**Working data**.
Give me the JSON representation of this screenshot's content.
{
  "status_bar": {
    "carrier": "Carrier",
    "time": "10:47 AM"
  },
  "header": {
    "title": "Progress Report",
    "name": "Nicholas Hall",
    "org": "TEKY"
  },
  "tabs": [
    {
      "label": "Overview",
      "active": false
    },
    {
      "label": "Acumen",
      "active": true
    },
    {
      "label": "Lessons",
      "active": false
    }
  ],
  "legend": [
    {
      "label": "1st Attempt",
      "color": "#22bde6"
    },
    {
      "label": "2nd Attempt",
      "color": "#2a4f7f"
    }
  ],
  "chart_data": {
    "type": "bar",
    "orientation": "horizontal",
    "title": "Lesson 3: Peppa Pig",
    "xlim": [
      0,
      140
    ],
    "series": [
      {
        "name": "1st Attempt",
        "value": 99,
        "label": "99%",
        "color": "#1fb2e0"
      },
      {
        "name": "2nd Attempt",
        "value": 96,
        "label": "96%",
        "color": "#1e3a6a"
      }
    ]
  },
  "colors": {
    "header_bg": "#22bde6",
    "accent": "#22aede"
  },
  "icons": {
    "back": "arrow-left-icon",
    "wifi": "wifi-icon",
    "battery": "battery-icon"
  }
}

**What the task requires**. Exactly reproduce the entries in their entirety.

**Exercise result**.
Give me the JSON representation of this screenshot's content.
{
  "status_bar": {
    "carrier": "Carrier",
    "time": "10:47 AM"
  },
  "header": {
    "title": "Progress Report",
    "name": "Nicholas Hall",
    "org": "TEKY"
  },
  "tabs": [
    {
      "label": "Overview",
      "active": false
    },
    {
      "label": "Acumen",
      "active": true
    },
    {
      "label": "Lessons",
      "active": false
    }
  ],
  "legend": [
    {
      "label": "1st Attempt",
      "color": "#22bde6"
    },
    {
      "label": "2nd Attempt",
      "color": "#2a4f7f"
    }
  ],
  "chart_data": {
    "type": "bar",
    "orientation": "horizontal",
    "title": "Lesson 3: Peppa Pig",
    "xlim": [
      0,
      140
    ],
    "series": [
      {
        "name": "1st Attempt",
        "value": 99,
        "label": "99%",
        "color": "#1fb2e0"
      },
      {
        "name": "2nd Attempt",
        "value": 96,
        "label": "96%",
        "color": "#1e3a6a"
      }
    ]
  },
  "colors": {
    "header_bg": "#22bde6",
    "accent": "#22aede"
  },
  "icons": {
    "back": "arrow-left-icon",
    "wifi": "wifi-icon",
    "battery": "battery-icon"
  }
}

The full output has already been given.